== Exercise ==
This exercise calls for every line of the listing below that contains the word "verbundene".

== Records to process ==
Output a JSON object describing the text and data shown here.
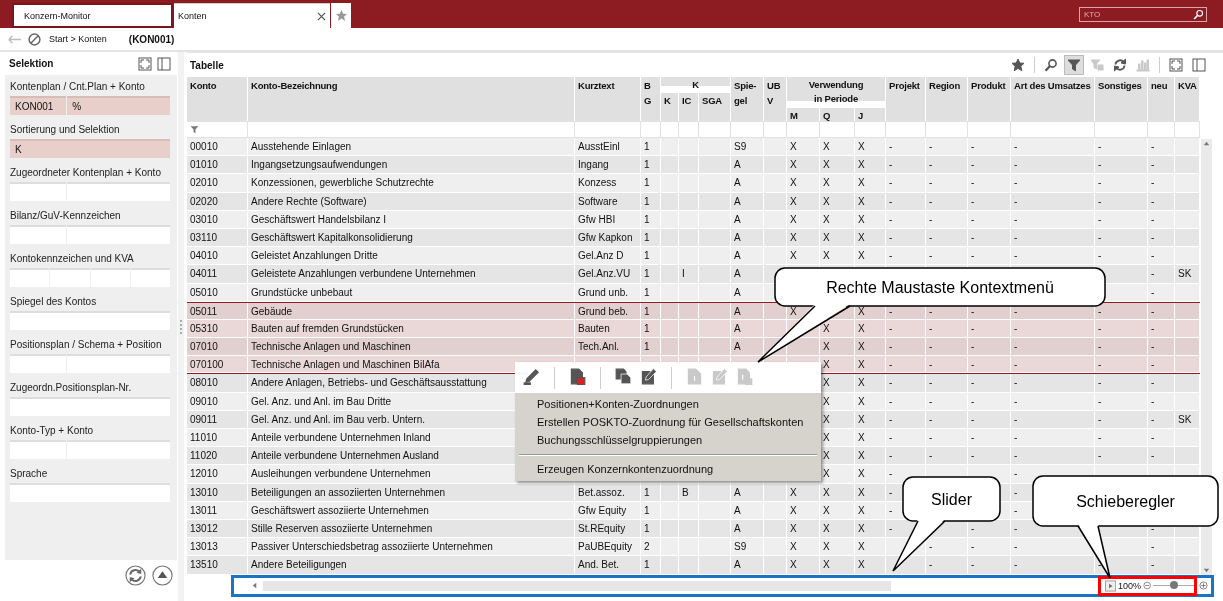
{
  "tabs": [
    {
      "label": "Konzern-Monitor",
      "selected": false,
      "closable": false
    },
    {
      "label": "Konten",
      "selected": true,
      "closable": true
    }
  ],
  "search": {
    "placeholder": "KTO"
  },
  "breadcrumb": {
    "path": "Start > Konten",
    "record": "(KON001)"
  },
  "selection_panel": {
    "title": "Selektion",
    "groups": [
      {
        "label": "Kontenplan / Cnt.Plan + Konto",
        "fields": [
          {
            "filled": true,
            "value": "KON001"
          },
          {
            "filled": true,
            "value": "%"
          }
        ]
      },
      {
        "label": "Sortierung und Selektion",
        "fields": [
          {
            "filled": true,
            "value": "K"
          }
        ]
      },
      {
        "label": "Zugeordneter Kontenplan + Konto",
        "fields": [
          {
            "filled": false
          },
          {
            "filled": false
          }
        ]
      },
      {
        "label": "Bilanz/GuV-Kennzeichen",
        "fields": [
          {
            "filled": false
          },
          {
            "filled": false
          }
        ]
      },
      {
        "label": "Kontokennzeichen und KVA",
        "fields": [
          {
            "filled": false
          },
          {
            "filled": false
          },
          {
            "filled": false
          },
          {
            "filled": false
          }
        ]
      },
      {
        "label": "Spiegel des Kontos",
        "fields": [
          {
            "filled": false
          }
        ]
      },
      {
        "label": "Positionsplan / Schema + Position",
        "fields": [
          {
            "filled": false
          },
          {
            "filled": false
          }
        ]
      },
      {
        "label": "Zugeordn.Positionsplan-Nr.",
        "fields": [
          {
            "filled": false
          }
        ]
      },
      {
        "label": "Konto-Typ + Konto",
        "fields": [
          {
            "filled": false
          },
          {
            "filled": false
          }
        ]
      },
      {
        "label": "Sprache",
        "fields": [
          {
            "filled": false
          }
        ]
      }
    ]
  },
  "table_panel": {
    "title": "Tabelle",
    "toolbar": [
      [
        {
          "kind": "star",
          "disabled": false,
          "on": false
        }
      ],
      [
        {
          "kind": "search",
          "disabled": false,
          "on": false
        },
        {
          "kind": "filter",
          "disabled": false,
          "on": true
        },
        {
          "kind": "filter-clear",
          "disabled": true,
          "on": false
        },
        {
          "kind": "refresh",
          "disabled": false,
          "on": false
        },
        {
          "kind": "chart",
          "disabled": true,
          "on": false
        }
      ],
      [
        {
          "kind": "expand",
          "disabled": false,
          "on": false
        },
        {
          "kind": "panel",
          "disabled": false,
          "on": false
        }
      ]
    ],
    "columns": [
      {
        "lines": [
          "Konto"
        ]
      },
      {
        "lines": [
          "Konto-Bezeichnung"
        ]
      },
      {
        "lines": [
          "Kurztext"
        ]
      },
      {
        "lines": [
          "B",
          "G"
        ]
      },
      {
        "lines": [
          "K"
        ],
        "children": [
          {
            "lines": [
              "K"
            ]
          },
          {
            "lines": [
              "IC"
            ]
          },
          {
            "lines": [
              "SGA"
            ]
          }
        ]
      },
      {
        "lines": [
          "Spie-",
          "gel"
        ]
      },
      {
        "lines": [
          "UB",
          "V"
        ]
      },
      {
        "lines": [
          "Verwendung",
          "in Periode"
        ],
        "children": [
          {
            "lines": [
              "M"
            ]
          },
          {
            "lines": [
              "Q"
            ]
          },
          {
            "lines": [
              "J"
            ]
          }
        ]
      },
      {
        "lines": [
          "Projekt"
        ]
      },
      {
        "lines": [
          "Region"
        ]
      },
      {
        "lines": [
          "Produkt"
        ]
      },
      {
        "lines": [
          "Art des Umsatzes"
        ]
      },
      {
        "lines": [
          "Sonstiges"
        ]
      },
      {
        "lines": [
          "neu"
        ]
      },
      {
        "lines": [
          "KVA"
        ]
      }
    ],
    "rows": [
      {
        "selected": false,
        "cells": {
          "konto": "00010",
          "bezeichnung": "Ausstehende Einlagen",
          "kurztext": "AusstEinl",
          "bg": "1",
          "spiegel": "S9",
          "m": "X",
          "q": "X",
          "j": "X",
          "projekt": "-",
          "region": "-",
          "produkt": "-",
          "art": "-",
          "sonstiges": "-",
          "neu": "-"
        }
      },
      {
        "selected": false,
        "cells": {
          "konto": "01010",
          "bezeichnung": "Ingangsetzungsaufwendungen",
          "kurztext": "Ingang",
          "bg": "1",
          "spiegel": "A",
          "m": "X",
          "q": "X",
          "j": "X",
          "projekt": "-",
          "region": "-",
          "produkt": "-",
          "art": "-",
          "sonstiges": "-",
          "neu": "-"
        }
      },
      {
        "selected": false,
        "cells": {
          "konto": "02010",
          "bezeichnung": "Konzessionen, gewerbliche Schutzrechte",
          "kurztext": "Konzess",
          "bg": "1",
          "spiegel": "A",
          "m": "X",
          "q": "X",
          "j": "X",
          "projekt": "-",
          "region": "-",
          "produkt": "-",
          "art": "-",
          "sonstiges": "-",
          "neu": "-"
        }
      },
      {
        "selected": false,
        "cells": {
          "konto": "02020",
          "bezeichnung": "Andere Rechte (Software)",
          "kurztext": "Software",
          "bg": "1",
          "spiegel": "A",
          "m": "X",
          "q": "X",
          "j": "X",
          "projekt": "-",
          "region": "-",
          "produkt": "-",
          "art": "-",
          "sonstiges": "-",
          "neu": "-"
        }
      },
      {
        "selected": false,
        "cells": {
          "konto": "03010",
          "bezeichnung": "Geschäftswert Handelsbilanz I",
          "kurztext": "Gfw HBI",
          "bg": "1",
          "spiegel": "A",
          "m": "X",
          "q": "X",
          "j": "X",
          "projekt": "-",
          "region": "-",
          "produkt": "-",
          "art": "-",
          "sonstiges": "-",
          "neu": "-"
        }
      },
      {
        "selected": false,
        "cells": {
          "konto": "03110",
          "bezeichnung": "Geschäftswert Kapitalkonsolidierung",
          "kurztext": "Gfw Kapkon",
          "bg": "1",
          "spiegel": "A",
          "m": "X",
          "q": "X",
          "j": "X",
          "projekt": "-",
          "region": "-",
          "produkt": "-",
          "art": "-",
          "sonstiges": "-",
          "neu": "-"
        }
      },
      {
        "selected": false,
        "cells": {
          "konto": "04010",
          "bezeichnung": "Geleistet Anzahlungen Dritte",
          "kurztext": "Gel.Anz D",
          "bg": "1",
          "spiegel": "A",
          "m": "X",
          "q": "X",
          "j": "X",
          "projekt": "-",
          "region": "-",
          "produkt": "-",
          "art": "-",
          "sonstiges": "-",
          "neu": "-"
        }
      },
      {
        "selected": false,
        "cells": {
          "konto": "04011",
          "bezeichnung": "Geleistete Anzahlungen verbundene Unternehmen",
          "kurztext": "Gel.Anz.VU",
          "bg": "1",
          "ic": "I",
          "spiegel": "A",
          "neu": "-",
          "kva": "SK"
        }
      },
      {
        "selected": false,
        "cells": {
          "konto": "05010",
          "bezeichnung": "Grundstücke unbebaut",
          "kurztext": "Grund unb.",
          "bg": "1",
          "spiegel": "A",
          "neu": "-"
        }
      },
      {
        "selected": true,
        "cells": {
          "konto": "05011",
          "bezeichnung": "Gebäude",
          "kurztext": "Grund beb.",
          "bg": "1",
          "spiegel": "A",
          "m": "X",
          "j": "X",
          "projekt": "-",
          "region": "-",
          "produkt": "-",
          "art": "-",
          "sonstiges": "-",
          "neu": "-"
        }
      },
      {
        "selected": true,
        "cells": {
          "konto": "05310",
          "bezeichnung": "Bauten auf fremden Grundstücken",
          "kurztext": "Bauten",
          "bg": "1",
          "spiegel": "A",
          "q": "X",
          "j": "X",
          "projekt": "-",
          "region": "-",
          "produkt": "-",
          "art": "-",
          "sonstiges": "-",
          "neu": "-"
        }
      },
      {
        "selected": true,
        "cells": {
          "konto": "07010",
          "bezeichnung": "Technische Anlagen und Maschinen",
          "kurztext": "Tech.Anl.",
          "bg": "1",
          "spiegel": "A",
          "q": "X",
          "j": "X",
          "projekt": "-",
          "region": "-",
          "produkt": "-",
          "art": "-",
          "sonstiges": "-",
          "neu": "-"
        }
      },
      {
        "selected": true,
        "cells": {
          "konto": "070100",
          "bezeichnung": "Technische Anlagen und Maschinen BilAfa",
          "q": "X",
          "j": "X",
          "projekt": "-",
          "region": "-",
          "produkt": "-",
          "art": "-",
          "sonstiges": "-",
          "neu": "-"
        }
      },
      {
        "selected": false,
        "cells": {
          "konto": "08010",
          "bezeichnung": "Andere Anlagen, Betriebs- und Geschäftsausstattung",
          "q": "X",
          "j": "X",
          "projekt": "-",
          "region": "-",
          "produkt": "-",
          "art": "-",
          "sonstiges": "-",
          "neu": "-"
        }
      },
      {
        "selected": false,
        "cells": {
          "konto": "09010",
          "bezeichnung": "Gel. Anz. und Anl. im Bau Dritte",
          "q": "X",
          "j": "X",
          "projekt": "-",
          "region": "-",
          "produkt": "-",
          "art": "-",
          "sonstiges": "-",
          "neu": "-"
        }
      },
      {
        "selected": false,
        "cells": {
          "konto": "09011",
          "bezeichnung": "Gel. Anz. und Anl. im Bau verb. Untern.",
          "q": "X",
          "j": "X",
          "projekt": "-",
          "region": "-",
          "produkt": "-",
          "art": "-",
          "sonstiges": "-",
          "neu": "-",
          "kva": "SK"
        }
      },
      {
        "selected": false,
        "cells": {
          "konto": "11010",
          "bezeichnung": "Anteile verbundene Unternehmen Inland",
          "q": "X",
          "j": "X",
          "projekt": "-",
          "region": "-",
          "produkt": "-",
          "art": "-",
          "sonstiges": "-",
          "neu": "-"
        }
      },
      {
        "selected": false,
        "cells": {
          "konto": "11020",
          "bezeichnung": "Anteile verbundene Unternehmen Ausland",
          "q": "X",
          "j": "X",
          "projekt": "-",
          "region": "-",
          "produkt": "-",
          "art": "-",
          "sonstiges": "-",
          "neu": "-"
        }
      },
      {
        "selected": false,
        "cells": {
          "konto": "12010",
          "bezeichnung": "Ausleihungen verbundene Unternehmen",
          "q": "X",
          "j": "X",
          "projekt": "-",
          "art": "-"
        }
      },
      {
        "selected": false,
        "cells": {
          "konto": "13010",
          "bezeichnung": "Beteiligungen an assoziierten Unternehmen",
          "kurztext": "Bet.assoz.",
          "bg": "1",
          "ic": "B",
          "spiegel": "A",
          "m": "X",
          "q": "X",
          "j": "X",
          "projekt": "-",
          "art": "-"
        }
      },
      {
        "selected": false,
        "cells": {
          "konto": "13011",
          "bezeichnung": "Geschäftswert assoziierte Unternehmen",
          "kurztext": "Gfw Equity",
          "bg": "1",
          "spiegel": "A",
          "m": "X",
          "q": "X",
          "j": "X",
          "projekt": "-",
          "art": "-"
        }
      },
      {
        "selected": false,
        "cells": {
          "konto": "13012",
          "bezeichnung": "Stille Reserven assoziierte Unternehmen",
          "kurztext": "St.REquity",
          "bg": "1",
          "spiegel": "A",
          "m": "X",
          "q": "X",
          "j": "X",
          "projekt": "-",
          "produkt": "-",
          "art": "-",
          "neu": "-"
        }
      },
      {
        "selected": false,
        "cells": {
          "konto": "13013",
          "bezeichnung": "Passiver Unterschiedsbetrag assoziierte Unternehmen",
          "kurztext": "PaUBEquity",
          "bg": "2",
          "spiegel": "S9",
          "m": "X",
          "q": "X",
          "j": "X",
          "region": "-",
          "produkt": "-",
          "art": "-",
          "neu": "-"
        }
      },
      {
        "selected": false,
        "cells": {
          "konto": "13510",
          "bezeichnung": "Andere Beteiligungen",
          "kurztext": "And. Bet.",
          "bg": "1",
          "spiegel": "A",
          "m": "X",
          "q": "X",
          "j": "X",
          "region": "-",
          "produkt": "-",
          "art": "-",
          "sonstiges": "-",
          "neu": "-"
        }
      }
    ],
    "zoom": {
      "label": "100%",
      "level": 0.5
    }
  },
  "context_menu": {
    "tool_groups": [
      [
        {
          "kind": "pencil",
          "disabled": false
        }
      ],
      [
        {
          "kind": "doc-delete",
          "disabled": false
        }
      ],
      [
        {
          "kind": "copy",
          "disabled": false
        },
        {
          "kind": "doc-edit",
          "disabled": false
        }
      ],
      [
        {
          "kind": "doc-info",
          "disabled": true
        },
        {
          "kind": "doc-edit",
          "disabled": true
        },
        {
          "kind": "doc-info-x",
          "disabled": true
        }
      ]
    ],
    "item_groups": [
      [
        "Positionen+Konten-Zuordnungen",
        "Erstellen POSKTO-Zuordnung für Gesellschaftskonten",
        "Buchungsschlüsselgruppierungen"
      ],
      [
        "Erzeugen Konzernkontenzuordnung"
      ]
    ]
  },
  "annotations": [
    {
      "text": "Rechte Maustaste Kontextmenü"
    },
    {
      "text": "Slider"
    },
    {
      "text": "Schieberegler"
    }
  ],
  "highlight_frames": [
    {
      "color": "#1a73c4"
    },
    {
      "color": "#ff0000"
    }
  ]
}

== Solution to this task ==
          "bezeichnung": "Geleistete Anzahlungen verbundene Unternehmen",
          "bezeichnung": "Anteile verbundene Unternehmen Inland",
          "bezeichnung": "Anteile verbundene Unternehmen Ausland",
          "bezeichnung": "Ausleihungen verbundene Unternehmen",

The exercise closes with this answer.